Nestled in the latest PR Week dispatch from the Labour party conference there is a tantalising revelation that many of the attending PR folk have been expressing an interest in the Corbyn cult that is Momentum, which is holding its own gathering simultaneous to Labour’s annual shindig. The image of besuited public affairs consultants dropping business cards into the canvas sling bags of bearded old Trots is amusing but could be the sign of stranger things to come.
PR professionals have long been in awe of mass movements, particularly when they are young and digitally networked. Somehow a 67 year old man lacking in almost all the recognisable skillsets for a twenty-first century political force (as The Times’s Patrick Kidd commented, has there ever been a demagogue so unlikely to agogue a demos?) has managed the defy a Europe-wide 30 year trend in declining party membership by bringing literally hundreds of thousands of people into Labour. Whatever you think of his politics or wider appeal, this is an achievement.
Where previously the comms consultants would shun the fringes, now they scramble to a variety of silos in our fractured politics. The old division of left and right had broken down long before the EU referendum; the plebiscite served only to underline the inadequacy of this binary division. Spare a thought for BBC news – no longer can they book a Labourite and a Tory and guarantee balance. How would you like your Labour MP: hard left, soft left or a moderate? For the Conservatives we have Brexiteers and Europhiles, but what of all the shades in-between?
Although the FPTP voting system is unlikely to change anytime soon the future of parliamentary parties is still in doubt. Major splits are unlikely but already we are seeing the emergence of a shadow network of intra and cross party alliances that are arguably more aligned with the politics of the public. In July Paddy Ashdown launched the “political start up” More Untied that aims to bring together politicians blue, red and orange under the banner of liberal values. Meanwhile you have UKIP donor Aaron Banks funding a working class anti-immigration movement to rival Labour- a party that itself cannot decide whether it wants Momentum or Progress.

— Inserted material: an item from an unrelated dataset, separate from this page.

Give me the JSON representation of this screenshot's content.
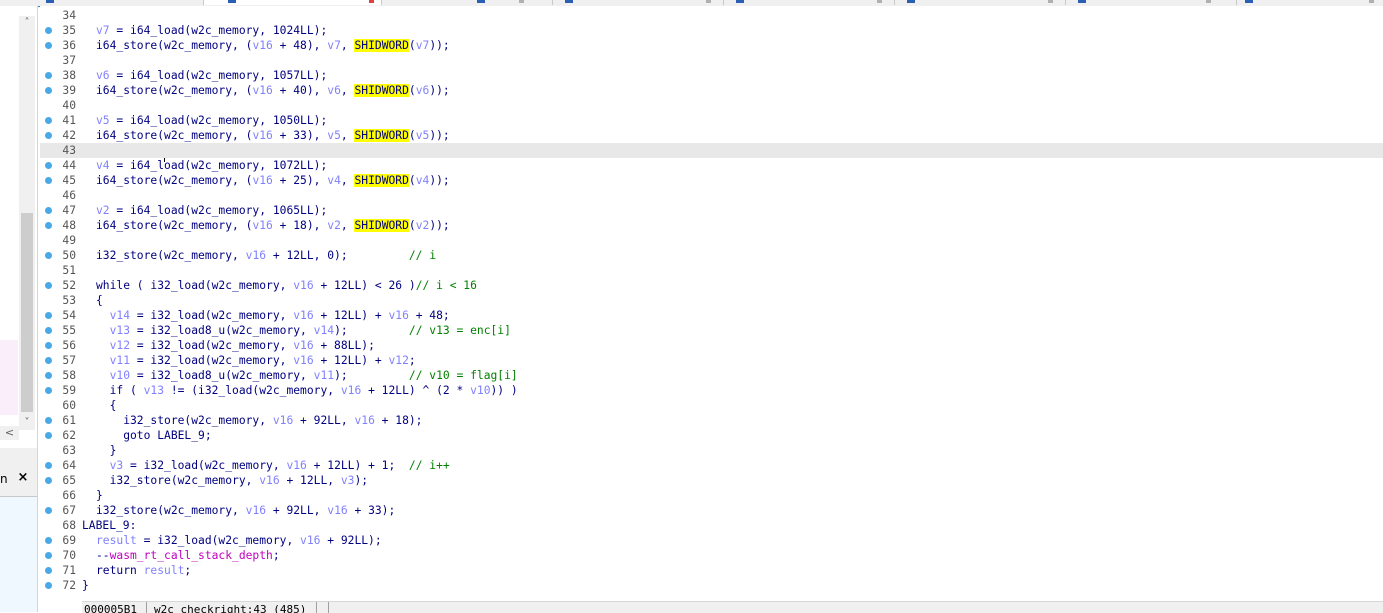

While the benefits to democracy of political stratification have yet to be seen one thing is for sure: it is a good time for PR agencies keen to grab a share in the market.